In general, as with many other childhood illnesses, you can return to school or daycare once your child is feeling better and is fever free for at least 24 hours.

Keep in mind that even if they don’t have a fever, if your child still isn’t feeling well and isn’t going to be able to participate in typical activities, then they should probably still stay home.

But Are They Still Contagious?

Many childhood diseases have contagious periods that are far longer than most folks imagine. That’s because we continue to shed viral particles even as we are getting better, and sometimes, even once we no longer have symptoms.

Teach your kids proper cough etiquette to help keep cold and flu germs from spreading.
Teach your kids proper cough etiquette to help keep cold and flu germs from spreading.

For example, some infants with rotavirus are contagious for up to 10 days and some with RSV are contagious for as long as 4 weeks!

Like the child with flu that doesn’t have a fever, that doesn’t mean that these kids have to stay out of school or daycare for that whole time. But since they are still contagious, it does raise the issue of what to do about non-essential activities.

Should you keep going to playdates after your child had the flu? How about the daycare at church or the gym?

In general, you should probably avoid non-essential activities while your kids are still recovering from an illness, even if they feel better, because they are likely still contagious.

Most parents have the expectation that their own kids won’t be exposed to someone who is sick in these settings.

So you probably don’t want to bring your sick kid to a playdate or birthday party, etc., even if he is already back in school or daycare.

And whether they have a cold or the flu or another illness, teach your kids to decrease their chances of getting sick by washing their hands properly, not sharing drinks (bring a water bottle to school), and properly covering their own coughs and sneezes. They should also learn to avoid putting things in the mouth (fingers or their pencil, etc.) or rubbing their eyes, as that helps germs that could have made their way onto their hands get into their body and make them sick.

What to Know About Staying Home When You Have the Flu

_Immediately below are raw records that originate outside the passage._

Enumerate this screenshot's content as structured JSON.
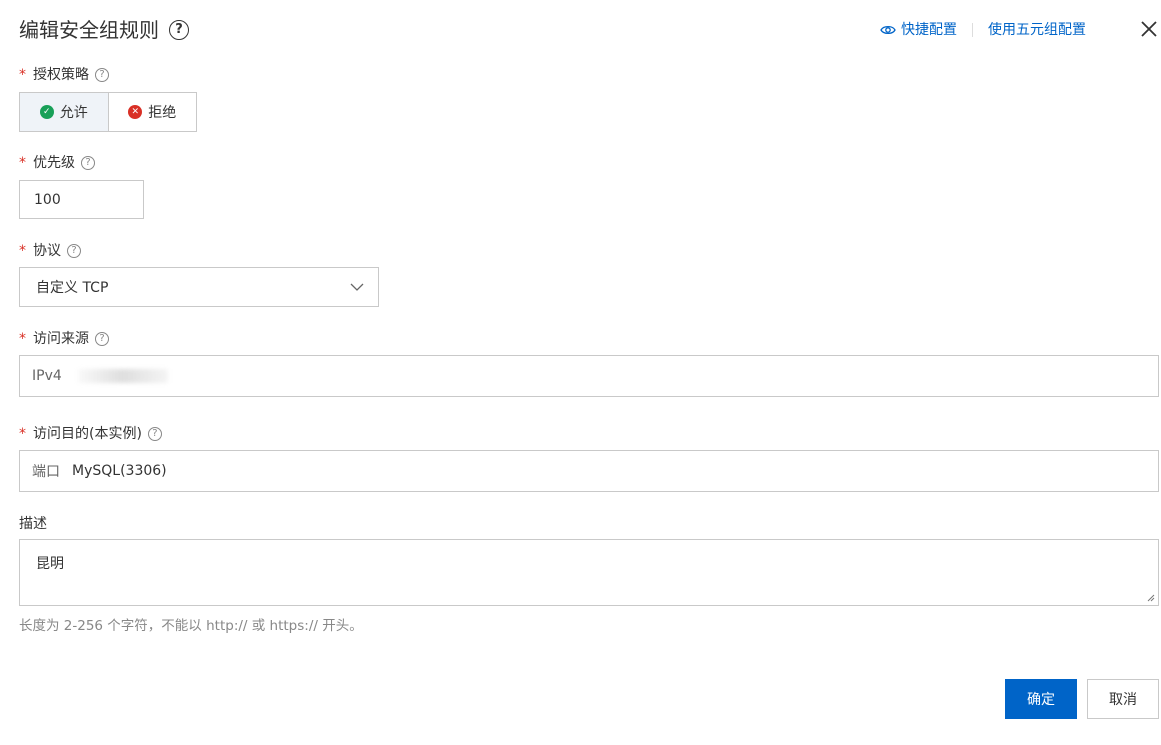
{
  "dialog": {
    "title": "编辑安全组规则",
    "help_glyph": "?",
    "quick_config_label": "快捷配置",
    "five_tuple_label": "使用五元组配置"
  },
  "form": {
    "policy": {
      "label": "授权策略",
      "options": [
        {
          "label": "允许",
          "selected": true
        },
        {
          "label": "拒绝",
          "selected": false
        }
      ]
    },
    "priority": {
      "label": "优先级",
      "value": "100"
    },
    "protocol": {
      "label": "协议",
      "value": "自定义 TCP"
    },
    "source": {
      "label": "访问来源",
      "prefix": "IPv4"
    },
    "destination": {
      "label": "访问目的(本实例)",
      "prefix": "端口",
      "value": "MySQL(3306)"
    },
    "description": {
      "label": "描述",
      "value": "昆明",
      "hint": "长度为 2-256 个字符，不能以 http:// 或 https:// 开头。"
    }
  },
  "footer": {
    "confirm_label": "确定",
    "cancel_label": "取消"
  },
  "colors": {
    "primary": "#0064c8",
    "required": "#d93026",
    "allow": "#18a058",
    "deny": "#d93026"
  }
}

Although your child may be contagious with the flu for up to a week, your child only has to stay home from school or day care until they are feeling better and are fever free for at least 24 hours.

More About Staying Home When You Have the Flu